W3C home > Mailing lists > Public > www-qa-wg@w3.org > August 2002

profiles or not [was Re: Modules and levels in a specification]

From: Lofton Henderson <lofton@rockynet.com>
Date: Wed, 07 Aug 2002 06:52:33 -0600
Message-Id: <5.1.0.14.2.20020807064958.03b9e530@rockynet.com>
To: www-qa-wg@w3.org

At 05:51 PM 8/6/02 +0100, you wrote:

>On 2002.08.06 17:06 Dominique HazaŽl-Massieux wrote:
>>Le mar 06/08/2002 ŗ 17:52, Andrew Thackrah a ťcrit :
>[...]
>>>   Also I currently regard profiles to be a form of product
>>>categorization
>>>   rather than an aid to technical specification.
>>One of the goals of the QA Framework is to promote interoperability,
>>which is one of the big gain from standardization. If you just say "up
>>to the vendors to use this or this module", what will you say to the
>>content producers?
>
>  If I was a spec author I would say nothing! because it is outside my brief
>  to speculate on products. I would want to concentrate on capturing
>  technical requirements only.

Two comments:

1.) it is pretty explicit in the QA Activity statement, the QAWG Charter, 
and QA Framework Introduction that W3C thinks (collectively at least) that 
the WGs are responsible for the success of their standard in the field, not 
just for inventing superior technologies.

2.) I don't believe that publishing a technical spec and leaving the 
interoperability (between producers and consumers) to the marketplace works 
(at least not reliably).  I've had direct contrary experience, in which we 
had to go back after several years, add a "Rules for Profiles", define a 
couple of target profiles, and try to deal with a half-decade of ugly 
legacy content and implementations.


>  If I was a marketing person I would say to the content producers that
>  it is in their interests to ensure that a relevent component exists for the
>  target application. E.g. I currently have a nice SVG plug-in for my Mozilla
>  browser,

I'm not sure that I'd point to HTML-with-graphics as an example of 
successful interoperability.  There are people (e.g., me) making SVG 
content that that SVG plugin cannot handle, and the plugin maker's 
authoring tool is making SVG content that other viewers can't handle. And, 
of course, the interoperability history of HTML is legendary (and a 
principal motivation behind XHTML, modularization, and XTHML profiling).

>and my apache HTTP server is almost 100% plug-in modules.
>These are examples of product developers and content producers working
>  together in their mutual interest to make new technologies succeed
>  without being forced to adopt a product profile from outside of their
>  development strategy.

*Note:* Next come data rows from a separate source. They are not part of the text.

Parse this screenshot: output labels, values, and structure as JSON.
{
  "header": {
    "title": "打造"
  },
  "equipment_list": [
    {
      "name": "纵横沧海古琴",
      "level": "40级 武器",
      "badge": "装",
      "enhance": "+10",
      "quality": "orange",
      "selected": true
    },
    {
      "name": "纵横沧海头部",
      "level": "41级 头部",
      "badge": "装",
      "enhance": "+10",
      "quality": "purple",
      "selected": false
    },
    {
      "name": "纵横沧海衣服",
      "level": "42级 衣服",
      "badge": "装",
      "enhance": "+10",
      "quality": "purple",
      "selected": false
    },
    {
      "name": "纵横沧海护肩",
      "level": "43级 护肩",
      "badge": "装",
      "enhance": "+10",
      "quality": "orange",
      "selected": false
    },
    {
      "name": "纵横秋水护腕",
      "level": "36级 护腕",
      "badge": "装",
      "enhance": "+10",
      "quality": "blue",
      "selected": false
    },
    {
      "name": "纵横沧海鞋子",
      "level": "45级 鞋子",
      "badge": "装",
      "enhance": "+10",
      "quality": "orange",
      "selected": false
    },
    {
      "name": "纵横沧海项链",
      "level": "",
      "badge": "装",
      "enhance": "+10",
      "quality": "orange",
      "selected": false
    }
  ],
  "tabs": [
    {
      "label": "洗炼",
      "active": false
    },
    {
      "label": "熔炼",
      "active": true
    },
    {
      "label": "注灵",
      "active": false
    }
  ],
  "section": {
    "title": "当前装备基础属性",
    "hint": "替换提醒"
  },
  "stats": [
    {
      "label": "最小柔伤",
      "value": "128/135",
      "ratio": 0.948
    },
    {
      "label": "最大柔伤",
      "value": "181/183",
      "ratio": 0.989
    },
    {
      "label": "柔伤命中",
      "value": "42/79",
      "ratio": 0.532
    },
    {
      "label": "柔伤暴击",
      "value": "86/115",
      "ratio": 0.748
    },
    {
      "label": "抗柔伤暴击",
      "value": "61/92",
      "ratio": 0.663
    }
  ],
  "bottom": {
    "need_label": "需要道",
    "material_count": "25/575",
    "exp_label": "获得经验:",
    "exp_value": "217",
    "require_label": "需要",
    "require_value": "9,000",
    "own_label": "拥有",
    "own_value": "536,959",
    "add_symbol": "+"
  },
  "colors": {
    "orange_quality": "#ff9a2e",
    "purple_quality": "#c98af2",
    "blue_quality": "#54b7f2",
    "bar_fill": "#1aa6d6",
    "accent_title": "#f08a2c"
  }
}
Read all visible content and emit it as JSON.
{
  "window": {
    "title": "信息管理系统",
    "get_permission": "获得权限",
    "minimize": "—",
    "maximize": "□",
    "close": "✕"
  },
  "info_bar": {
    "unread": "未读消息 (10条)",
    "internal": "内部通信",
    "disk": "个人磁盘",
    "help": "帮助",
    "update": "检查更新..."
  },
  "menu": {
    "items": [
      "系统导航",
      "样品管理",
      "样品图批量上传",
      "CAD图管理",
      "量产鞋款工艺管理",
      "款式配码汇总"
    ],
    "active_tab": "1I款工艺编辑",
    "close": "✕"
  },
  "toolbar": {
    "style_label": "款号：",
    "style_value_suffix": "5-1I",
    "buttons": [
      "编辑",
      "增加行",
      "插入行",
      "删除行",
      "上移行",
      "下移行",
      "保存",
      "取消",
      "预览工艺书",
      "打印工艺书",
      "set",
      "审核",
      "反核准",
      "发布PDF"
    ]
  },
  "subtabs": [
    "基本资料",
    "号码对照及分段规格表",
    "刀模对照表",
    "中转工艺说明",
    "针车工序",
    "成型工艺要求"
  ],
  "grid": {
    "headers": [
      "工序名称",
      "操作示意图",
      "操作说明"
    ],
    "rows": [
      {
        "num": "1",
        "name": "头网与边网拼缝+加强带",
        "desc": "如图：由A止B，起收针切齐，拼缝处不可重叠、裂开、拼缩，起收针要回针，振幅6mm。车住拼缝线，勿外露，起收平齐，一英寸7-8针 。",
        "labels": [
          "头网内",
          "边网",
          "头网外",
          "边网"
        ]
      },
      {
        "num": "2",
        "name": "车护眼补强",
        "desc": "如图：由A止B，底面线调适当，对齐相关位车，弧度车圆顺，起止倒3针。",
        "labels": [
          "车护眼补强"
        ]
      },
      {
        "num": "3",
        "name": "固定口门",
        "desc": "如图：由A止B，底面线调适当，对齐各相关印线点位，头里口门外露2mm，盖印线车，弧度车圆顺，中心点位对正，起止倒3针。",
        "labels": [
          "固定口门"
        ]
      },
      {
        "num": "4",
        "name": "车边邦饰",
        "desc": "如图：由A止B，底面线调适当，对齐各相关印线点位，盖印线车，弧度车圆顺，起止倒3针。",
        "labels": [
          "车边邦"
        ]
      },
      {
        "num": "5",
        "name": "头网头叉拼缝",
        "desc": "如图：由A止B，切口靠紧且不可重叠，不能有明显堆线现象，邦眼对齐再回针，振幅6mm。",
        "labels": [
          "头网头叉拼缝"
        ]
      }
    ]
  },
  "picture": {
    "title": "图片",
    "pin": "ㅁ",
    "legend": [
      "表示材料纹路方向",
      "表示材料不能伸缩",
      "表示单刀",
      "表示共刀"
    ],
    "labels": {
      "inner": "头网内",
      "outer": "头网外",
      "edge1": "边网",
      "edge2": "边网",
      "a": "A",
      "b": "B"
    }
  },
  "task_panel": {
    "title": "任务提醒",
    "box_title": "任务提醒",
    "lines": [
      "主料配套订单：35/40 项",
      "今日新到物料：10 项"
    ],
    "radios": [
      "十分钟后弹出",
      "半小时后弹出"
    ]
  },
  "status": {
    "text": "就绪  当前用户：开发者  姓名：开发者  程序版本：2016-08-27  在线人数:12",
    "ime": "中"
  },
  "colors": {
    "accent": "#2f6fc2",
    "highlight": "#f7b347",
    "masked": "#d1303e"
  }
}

I can't imagine a successful (interoperable) mobile-phone application 
subset of SVG emerging spontaneously out of industry (content producers and 
product developers).

The original SVG team, re-chartered, and with a lot of new "mobile" vendors 
on board in the WG, have been spending a good bit of the last year trying 
to get it right for Mobile (it's at CR now).


>  I agree that profiles are an important indicator of interoperability. 
> However
>  I'm not convinced that interop concerns should be dealt with at the 
> technical
>  spec level -I think it comes at a higher level when specs are being
>  implemented for real.

At the very least, the writers of the spec need to provide a specification 
suitable for profiling and framework for profiling (assuming that profile 
is appropriate for the particular technology.)  It is possible to imagine 
all or some of the actual profiles being written elsewhere than in the 
WG,  and at a different time.  On the other hand, if the requirements are 
known during the WGs life (e.g., SVG mobile), and if the right players are 
there (e.g., all the key mobile-device makers), why not do it then and there?

I am *not* a believer in letting the industry sort it out after the 
fact.  "When the specs are being implemented for real" is likely to be too 
late.  For example, "browser wars".  Maybe there are successful 
counter-examples, from my experience it sure looks like high risk.

You seem to have done a lot of work with HTTP.  Does HTTP represent a 
counter-example where it -- letting industry sort interoperability out 
after the publication -- has worked well?

-Lofton.
Received on Wednesday, 7 August 2002 08:54:48 GMT

This archive was generated by hypermail 2.2.0 + w3c-0.30 : Thursday, 9 June 2005 12:13:10 GMT